Whilst I like choux puffs on the softer side, you still need to bake them enough to dry them out or they will collapse like shrivelled prunes. To keep them tender, you need a good proportion of eggs, but too many will make them eggy. Using gluten free flour will create a crisper puff and no one will know the difference!
My recipe uses a higher proportion of butter than usual recipes. This, and a slightly less flour/liquid ratio helps when I use gluten free flour. If you are lactose intolerant, ghee works well too but I haven’t tried it with other oils. To me, choux pastry is all about the butter flavour.
Lots of recipes will advise to pierce the shells after baking to allow the steam to escape. I do this but then I put them back in the oven and let them dry out as the oven cools. The shells should be crisp and light to hold their shape. Depending on the filling, they will soften after you fill them. I prefer my chocolate éclairs with a fondant icing rather than melted chocolate. In an effort to reduce the sugar – I have made a sort of hybrid icing*. Feel free to use either plain melted chocolate or ganache or your own stock standard icing! Enjoy!
60g butter (or ghee)
75g gluten-free flour (I used this one)
1 big pinch salt
2 large eggs
Heat the water and butter until boiling, for 3 minutes at 100°C SP 2.
Add the flour and salt all at once and continue to cook at 100°C on SP 3 for 30 seconds.
The dough will be very thick and form a ball. Remove from the TM and set aside to cool.
When cool, return to the TM bowl and beat on SP 4. Add the eggs,through the lid hole, bit by bit, whilst still beating to incorporate. When incorporated, whip for a further minute at SP 4.
Use a piping bag to pipe the batter into 15cm strips on a lined baking tray. Bake in a 200°C oven for 10 minutes, then reduce the oven down to 150°C and continue to cook for another 20 minutes. Alternatively, spoon dollop-fuls onto a tray for profiteroles.
Remove from the oven and pierce with a sharp knife then return to the oven to cool. Store in an airtight container until ready to fill.
80g dark chocolate (I used sugar-free, dairy-free)
30g rapadura sugar
50g brown rice syrup
50 – 80g water
Grind the chocolate with the sugar on SP 9 for 5 seconds. Add the syrup & 50g water and cook for 2 minutes at 50°C, SP 3. It should be the consistency of runny cream. Add a little more water if required. Pour into a shallow bowl for dipping. The mix will firm up in the fridge.
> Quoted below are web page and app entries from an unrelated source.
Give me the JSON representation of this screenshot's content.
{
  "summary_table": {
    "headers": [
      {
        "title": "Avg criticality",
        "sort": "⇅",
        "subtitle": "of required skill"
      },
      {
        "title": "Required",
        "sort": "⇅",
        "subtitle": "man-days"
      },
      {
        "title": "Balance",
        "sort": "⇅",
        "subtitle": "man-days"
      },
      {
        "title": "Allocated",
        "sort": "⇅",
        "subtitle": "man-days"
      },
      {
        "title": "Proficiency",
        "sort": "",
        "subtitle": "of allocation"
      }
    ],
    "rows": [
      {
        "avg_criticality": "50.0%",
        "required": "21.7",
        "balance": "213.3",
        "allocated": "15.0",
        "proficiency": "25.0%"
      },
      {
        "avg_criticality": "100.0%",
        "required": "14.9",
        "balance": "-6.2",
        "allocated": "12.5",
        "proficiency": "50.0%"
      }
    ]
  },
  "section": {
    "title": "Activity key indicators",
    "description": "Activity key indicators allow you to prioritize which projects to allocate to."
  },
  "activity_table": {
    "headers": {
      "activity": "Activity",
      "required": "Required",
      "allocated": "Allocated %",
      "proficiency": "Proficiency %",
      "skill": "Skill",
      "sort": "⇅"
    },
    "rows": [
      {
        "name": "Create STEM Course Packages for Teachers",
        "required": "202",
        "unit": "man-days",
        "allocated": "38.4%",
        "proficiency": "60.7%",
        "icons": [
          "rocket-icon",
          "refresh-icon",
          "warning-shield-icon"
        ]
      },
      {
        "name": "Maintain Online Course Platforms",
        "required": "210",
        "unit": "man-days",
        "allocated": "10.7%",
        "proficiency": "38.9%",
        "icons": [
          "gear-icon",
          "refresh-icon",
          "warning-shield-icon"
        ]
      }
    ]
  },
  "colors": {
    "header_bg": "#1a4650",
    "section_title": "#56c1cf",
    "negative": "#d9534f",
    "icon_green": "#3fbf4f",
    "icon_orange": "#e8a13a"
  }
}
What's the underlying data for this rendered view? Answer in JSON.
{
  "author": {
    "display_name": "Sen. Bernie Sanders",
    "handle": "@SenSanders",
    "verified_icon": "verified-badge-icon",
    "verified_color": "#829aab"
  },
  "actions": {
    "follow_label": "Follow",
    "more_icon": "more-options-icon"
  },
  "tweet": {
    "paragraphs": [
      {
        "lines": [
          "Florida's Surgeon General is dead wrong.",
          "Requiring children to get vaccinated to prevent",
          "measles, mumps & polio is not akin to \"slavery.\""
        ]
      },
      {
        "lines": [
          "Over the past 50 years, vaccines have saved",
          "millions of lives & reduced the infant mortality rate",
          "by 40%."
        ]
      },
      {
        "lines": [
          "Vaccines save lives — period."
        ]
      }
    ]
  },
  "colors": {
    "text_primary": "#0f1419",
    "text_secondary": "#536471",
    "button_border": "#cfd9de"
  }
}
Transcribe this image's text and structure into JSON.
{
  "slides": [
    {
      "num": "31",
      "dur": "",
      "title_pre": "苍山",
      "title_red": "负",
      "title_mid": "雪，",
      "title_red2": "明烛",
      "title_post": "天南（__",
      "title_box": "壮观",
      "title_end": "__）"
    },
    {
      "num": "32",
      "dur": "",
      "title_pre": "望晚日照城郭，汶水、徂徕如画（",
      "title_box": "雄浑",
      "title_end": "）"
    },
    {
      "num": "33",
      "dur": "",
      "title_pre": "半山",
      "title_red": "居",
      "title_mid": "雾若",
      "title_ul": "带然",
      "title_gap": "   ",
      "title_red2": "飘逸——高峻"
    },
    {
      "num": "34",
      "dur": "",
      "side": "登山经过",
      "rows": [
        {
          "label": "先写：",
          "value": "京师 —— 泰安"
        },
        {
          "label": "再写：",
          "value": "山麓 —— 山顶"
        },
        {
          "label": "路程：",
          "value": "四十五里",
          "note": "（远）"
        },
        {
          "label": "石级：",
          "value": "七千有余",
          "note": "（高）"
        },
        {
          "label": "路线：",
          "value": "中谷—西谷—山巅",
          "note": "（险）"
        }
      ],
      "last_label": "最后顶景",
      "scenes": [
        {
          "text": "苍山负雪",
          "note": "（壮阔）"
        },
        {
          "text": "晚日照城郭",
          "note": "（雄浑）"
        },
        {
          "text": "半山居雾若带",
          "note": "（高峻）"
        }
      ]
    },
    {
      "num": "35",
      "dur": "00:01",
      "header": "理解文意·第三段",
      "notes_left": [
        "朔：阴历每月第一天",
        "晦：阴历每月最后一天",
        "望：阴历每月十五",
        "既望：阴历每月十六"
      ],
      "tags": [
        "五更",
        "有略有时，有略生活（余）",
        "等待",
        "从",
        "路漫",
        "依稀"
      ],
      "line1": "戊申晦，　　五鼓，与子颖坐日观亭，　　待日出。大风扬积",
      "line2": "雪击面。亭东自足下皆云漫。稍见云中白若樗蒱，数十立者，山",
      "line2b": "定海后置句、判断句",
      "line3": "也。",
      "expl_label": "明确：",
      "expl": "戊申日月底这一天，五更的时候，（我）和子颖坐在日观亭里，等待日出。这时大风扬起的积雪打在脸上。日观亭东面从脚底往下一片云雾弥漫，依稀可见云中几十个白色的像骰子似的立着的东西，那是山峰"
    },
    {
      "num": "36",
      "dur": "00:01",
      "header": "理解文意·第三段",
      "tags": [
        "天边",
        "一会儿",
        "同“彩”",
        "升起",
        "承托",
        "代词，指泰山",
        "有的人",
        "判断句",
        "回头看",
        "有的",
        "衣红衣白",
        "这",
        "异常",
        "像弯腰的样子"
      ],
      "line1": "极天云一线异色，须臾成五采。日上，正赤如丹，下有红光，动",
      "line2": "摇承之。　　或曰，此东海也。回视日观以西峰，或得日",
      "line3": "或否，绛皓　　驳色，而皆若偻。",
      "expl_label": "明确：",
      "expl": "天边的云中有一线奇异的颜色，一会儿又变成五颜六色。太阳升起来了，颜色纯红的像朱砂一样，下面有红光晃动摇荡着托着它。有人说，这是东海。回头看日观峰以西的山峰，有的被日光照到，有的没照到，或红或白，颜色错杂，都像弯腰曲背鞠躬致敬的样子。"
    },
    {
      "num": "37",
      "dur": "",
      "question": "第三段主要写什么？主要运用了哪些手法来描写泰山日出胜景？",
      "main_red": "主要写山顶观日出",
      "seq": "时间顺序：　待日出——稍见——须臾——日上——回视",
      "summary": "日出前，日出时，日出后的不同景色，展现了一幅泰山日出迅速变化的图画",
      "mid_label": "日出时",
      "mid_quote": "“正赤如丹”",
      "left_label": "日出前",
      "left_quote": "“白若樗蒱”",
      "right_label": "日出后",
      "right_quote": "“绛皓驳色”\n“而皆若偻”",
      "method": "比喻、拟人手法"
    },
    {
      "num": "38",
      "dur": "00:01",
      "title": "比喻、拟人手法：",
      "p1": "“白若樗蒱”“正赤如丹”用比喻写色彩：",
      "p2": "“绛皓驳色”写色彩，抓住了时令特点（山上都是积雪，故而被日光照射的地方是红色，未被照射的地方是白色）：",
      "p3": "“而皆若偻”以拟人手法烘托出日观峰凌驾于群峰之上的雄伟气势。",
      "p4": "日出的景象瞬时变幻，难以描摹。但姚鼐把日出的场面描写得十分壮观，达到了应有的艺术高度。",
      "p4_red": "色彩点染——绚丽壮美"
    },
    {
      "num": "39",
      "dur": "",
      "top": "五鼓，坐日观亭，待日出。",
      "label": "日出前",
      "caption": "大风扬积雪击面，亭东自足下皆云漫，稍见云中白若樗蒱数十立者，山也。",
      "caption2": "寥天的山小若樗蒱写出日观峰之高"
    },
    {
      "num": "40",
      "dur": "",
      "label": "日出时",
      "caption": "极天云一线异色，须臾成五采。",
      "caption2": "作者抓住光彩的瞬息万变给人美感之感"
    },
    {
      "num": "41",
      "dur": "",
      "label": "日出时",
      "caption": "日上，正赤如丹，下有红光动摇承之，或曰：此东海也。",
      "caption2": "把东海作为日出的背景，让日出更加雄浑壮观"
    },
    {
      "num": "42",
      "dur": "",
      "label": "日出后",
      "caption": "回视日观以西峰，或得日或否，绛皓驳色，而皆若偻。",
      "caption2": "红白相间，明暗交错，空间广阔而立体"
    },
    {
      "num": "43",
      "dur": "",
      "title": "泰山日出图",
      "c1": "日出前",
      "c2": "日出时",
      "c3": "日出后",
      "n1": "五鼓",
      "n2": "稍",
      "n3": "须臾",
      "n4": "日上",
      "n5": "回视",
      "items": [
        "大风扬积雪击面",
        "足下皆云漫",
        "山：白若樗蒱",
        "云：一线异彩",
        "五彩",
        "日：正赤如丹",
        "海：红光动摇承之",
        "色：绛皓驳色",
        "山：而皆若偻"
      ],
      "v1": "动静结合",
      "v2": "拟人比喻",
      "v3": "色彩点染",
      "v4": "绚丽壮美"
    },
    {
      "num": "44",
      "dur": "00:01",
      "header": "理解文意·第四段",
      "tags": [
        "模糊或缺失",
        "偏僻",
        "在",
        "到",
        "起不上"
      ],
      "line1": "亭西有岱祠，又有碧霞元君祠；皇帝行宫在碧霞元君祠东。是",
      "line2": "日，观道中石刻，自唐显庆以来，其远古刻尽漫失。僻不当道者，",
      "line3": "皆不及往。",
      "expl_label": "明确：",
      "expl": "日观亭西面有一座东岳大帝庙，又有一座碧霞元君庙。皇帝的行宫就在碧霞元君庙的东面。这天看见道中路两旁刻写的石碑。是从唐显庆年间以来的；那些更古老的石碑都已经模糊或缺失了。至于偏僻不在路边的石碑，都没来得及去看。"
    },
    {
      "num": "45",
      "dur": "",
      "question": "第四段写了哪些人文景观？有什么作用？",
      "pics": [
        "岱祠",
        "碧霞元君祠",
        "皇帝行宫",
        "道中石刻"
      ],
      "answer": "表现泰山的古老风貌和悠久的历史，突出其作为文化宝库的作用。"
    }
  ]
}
I found it easier to split the éclairs before dipping the tops and refrigerating for an hour or so to firm up, before filling.
** He wasn’t always grumpy, just after he had a stroke and became immobile….
^ Look out for a post on Gougiere soon!!